We Christians are notorious for fighting. We fight among ourselves over subtleties of doctrine. We fight with other faith traditions over what constitutes Truth. The Crusades, an extreme example of fighting if there ever was one, are a horrible stain on our history.
Fortunately, some Christians have made good progress in dialogue over the past few decades, especially in the field of interfaith dialogue. That is a very good thing indeed. It puts us in line with a Savior who, I think, would heartily approve.
It is true that the biblical accounts of Jesusâ€™ life make no mention of dialogue. But Jesus in these accounts waxes eloquent about the ideals and objectives behind dialogue. In the Sermon on the Mountâ€”perhaps his most sweeping single statement of his approach to faithâ€”he says, â€œBlessed are the peacemakers, for they will be called children of Godâ€ (Matthew 5:9). A bit later in the same sermon, he exhorts his followers to â€œlove your enemiesâ€¦that you may be children of your Father in heavenâ€ (5:44-45).

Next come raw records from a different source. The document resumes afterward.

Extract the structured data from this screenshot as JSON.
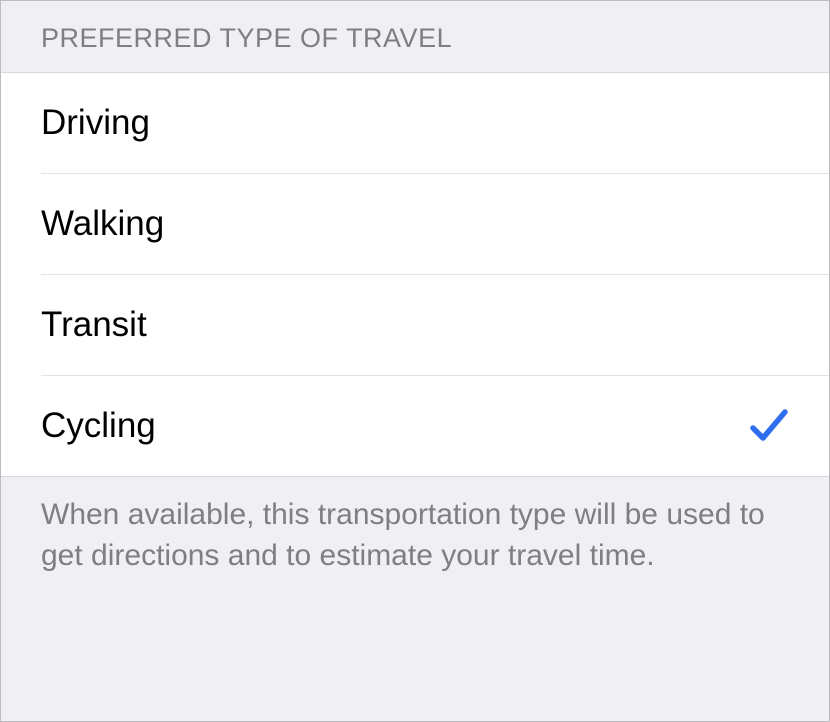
{
  "section": {
    "header": "PREFERRED TYPE OF TRAVEL",
    "footer": "When available, this transportation type will be used to get directions and to estimate your travel time.",
    "items": [
      {
        "label": "Driving",
        "selected": false
      },
      {
        "label": "Walking",
        "selected": false
      },
      {
        "label": "Transit",
        "selected": false
      },
      {
        "label": "Cycling",
        "selected": true
      }
    ]
  },
  "colors": {
    "accent": "#2f6fef"
  }
}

This label, â€œchildren of God,â€ fascinates me. It speaks, I think, not of mere familial relations but rather of affinity: people who, out of their deep connection with the Divine, reflect Godâ€™s orientation toward the world. People who reflect God are peacemakers. People who reflect God are committed to love.
What does this have to do with dialogue? Well, how can I love you most effectivelyâ€”how can I act in your best interests, for your greatest goodâ€”unless I know you? And how can I know you unless I listen to you?
Listening also reflects what we read about Jesus. Among the numerous accounts of him preaching, challenging, probing, and delivering his message, several stories show him listening as well. He heardâ€”and was amazed byâ€”the faith of the centurion who asked for his servantâ€™s healing (Matthew 6:5-13). He listened to the woman who cleverly parried his understanding of Jewish-Gentile relations (15:21-28). One might argue that he posed his famous questionâ€”â€œwho do people say that I am?â€â€”not as some test of his disciplesâ€™ understanding but honestly to seek their insight.
This same Jesus also prayed for another fruit of dialogue: unity. â€œI ask not only on behalf of [my disciples], but also on behalf of those who will believe in me through their word, that they may all be oneâ€ (John 17:20-21).
Thatâ€™s what I hear when I read the Bible. What does your faithâ€”Christian or from another faith traditionâ€”tell you about the need for dialogue? I would love to hear your thoughts.